Happiest, was the addition of our Miniature Pinscher, Buster,whom we adopted shortly thereafter to take our minds off our loss, and to provide a home for an animal in need.
Rascal was getting up in years and had been with us since a puppy. She knew what was accepted and what wasn't. Two-and-a-half year old Buster, on the other hand, still needs training, although I must say, he does very well in obedience classes.Also, he's very adept at giving us kisses.

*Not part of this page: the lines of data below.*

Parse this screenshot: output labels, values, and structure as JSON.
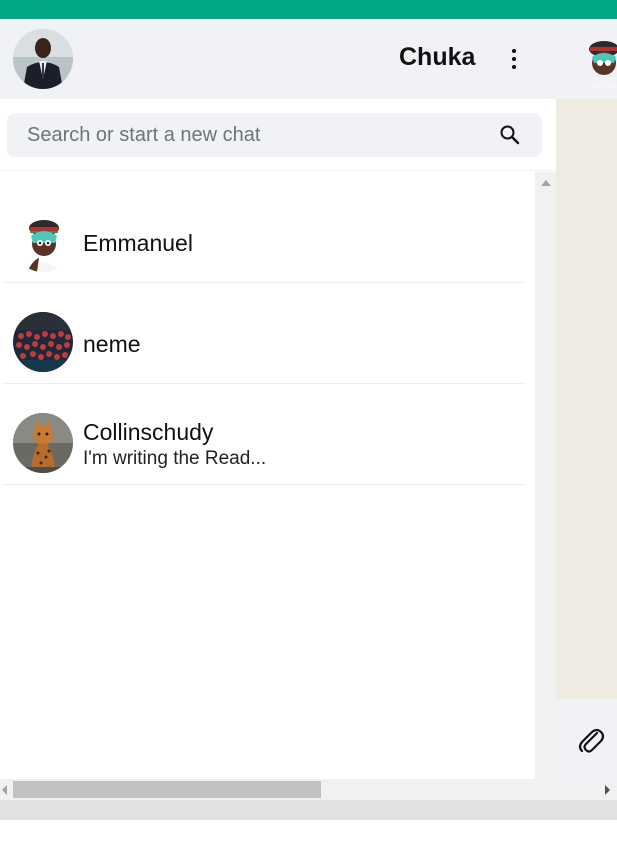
{
  "header": {
    "contact_name": "Chuka",
    "menu_icon": "kebab-menu-icon",
    "my_avatar": "user-avatar-photo",
    "contact_avatar": "cartoon-avatar"
  },
  "search": {
    "placeholder": "Search or start a new chat",
    "value": "",
    "icon": "search-icon"
  },
  "chats": [
    {
      "name": "Emmanuel",
      "preview": "",
      "avatar": "cartoon-avatar"
    },
    {
      "name": "neme",
      "preview": "",
      "avatar": "crowd-photo"
    },
    {
      "name": "Collinschudy",
      "preview": "I'm writing the Read...",
      "avatar": "leopard-photo"
    }
  ],
  "composer": {
    "attach_icon": "paperclip-icon"
  },
  "colors": {
    "accent": "#00a884",
    "panel_bg": "#f0f2f5",
    "chat_bg": "#efeae2"
  }
}
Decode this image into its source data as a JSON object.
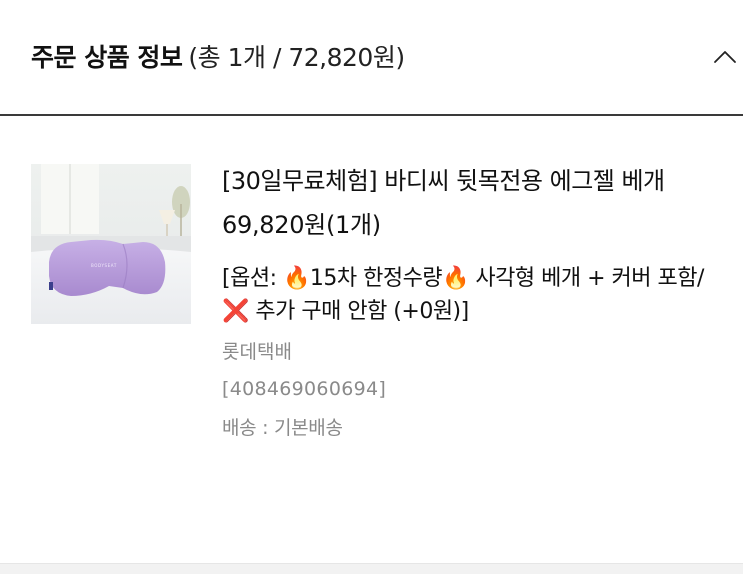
{
  "header": {
    "title": "주문 상품 정보",
    "summary": "(총 1개 / 72,820원)",
    "toggle_icon": "chevron-up-icon"
  },
  "product": {
    "image_icon": "lavender-pillow-photo",
    "name": "[30일무료체험] 바디씨 뒷목전용 에그젤 베개",
    "price": "69,820원(1개)",
    "option": "[옵션: 🔥15차 한정수량🔥 사각형 베개 + 커버 포함/❌ 추가 구매 안함 (+0원)]",
    "courier": "롯데택배",
    "tracking_number": "[408469060694]",
    "shipping": "배송 : 기본배송"
  },
  "colors": {
    "header_border": "#3a3a3a",
    "muted_text": "#8a8a8a",
    "pillow": "#b49ad8",
    "background": "#ffffff"
  }
}
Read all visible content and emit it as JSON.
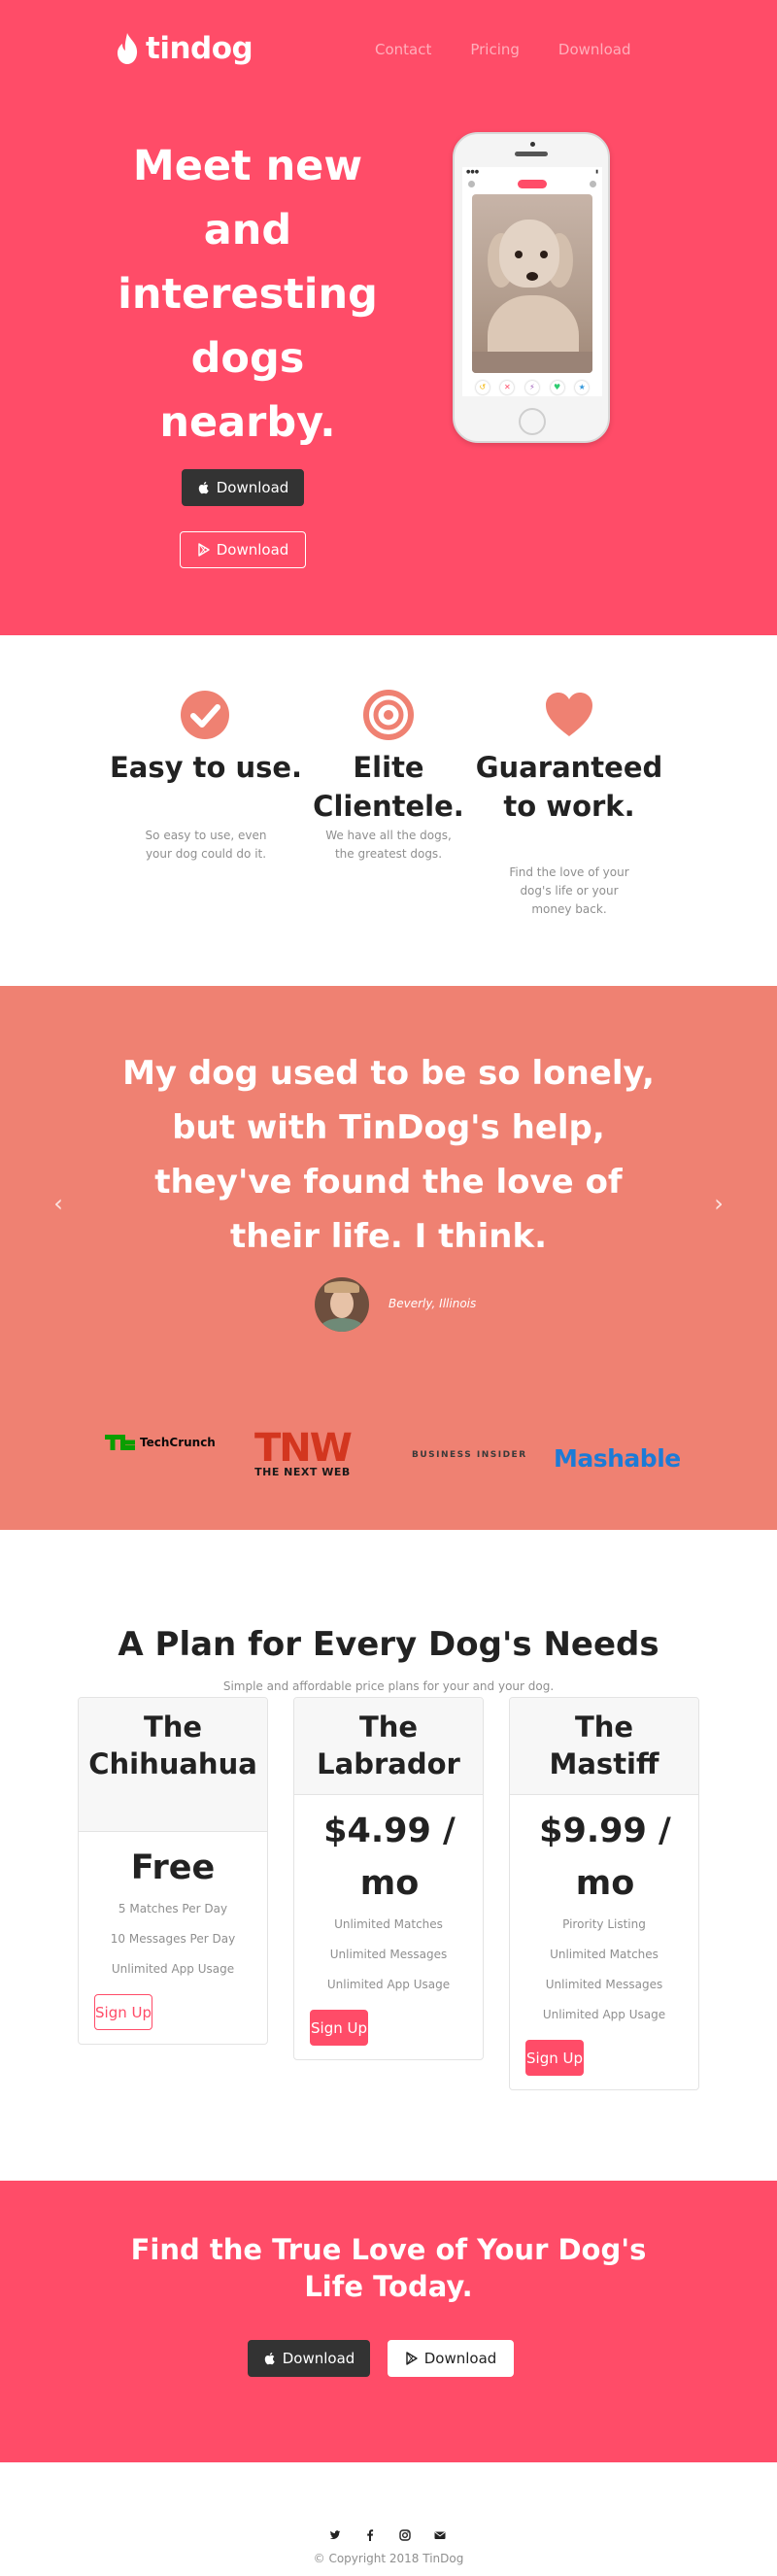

Anyway, we're figuring out our strategies ahead of time to keep our little animal safe, so we can all have a good time. When we're away from the cottage, we may need to put him in one of the bedrooms and close the door. That sounds like a possible solution, but, there are other matters to consider, such as blocking off any targets of exploration in that room, such as under the bed, where objects are stored. Then there's the dresser, above which is the TV, and underneath runs the cable and electric wires. We'll set up barriers and see if that will work. Otherwise, we may need to resort to placing him in a crate when we're gone.
Of course, we'll also need to keep him company and make him feel at home in the new environment, along with addressing his physical needs, such as walks, food and water.
Why am I mentioning this on a book blog? When writing fiction, it's important to make fiction seem authentic and believable. I enjoy reading books where dogs are included, and I also like watching movies where a pet plays a small or large role. However, often it seems a dog is added merely for decorative or emotional purposes, and the logistics of dog ownership are absent.
Matters such as where a pet is allowed to stay in the home and the reasons are not always revealed to the reader. What's even more irksome is when a book character gets up, and no mention is made about seeing to the animal's needs. Let the poor dog out, please, and give it some food and water!
Instead, the book character leaves and goes about life trying to solve a mystery, or falling in love. Then, later, when the character deigns to come home, whatever time that may be, the animal sometimes is greeted, other times ignored, along with its needs.
So, if you decide to add a dog or other pet in your book, remember that I and other pet owners are not happy if an imaginary animal is treated poorly. I beg you, when including a dog or other pet in your book, remember the logistics of pet ownership.
|R.I.P. Rascal - Here she is in her younger|
years in the backyard with Morgan Mandel.
Find all of Morgan Mandel's books at
Also, find excerpts and descriptions at: http://morgansbooklinks.blogspot.com
Twitter: @Morgan Mandel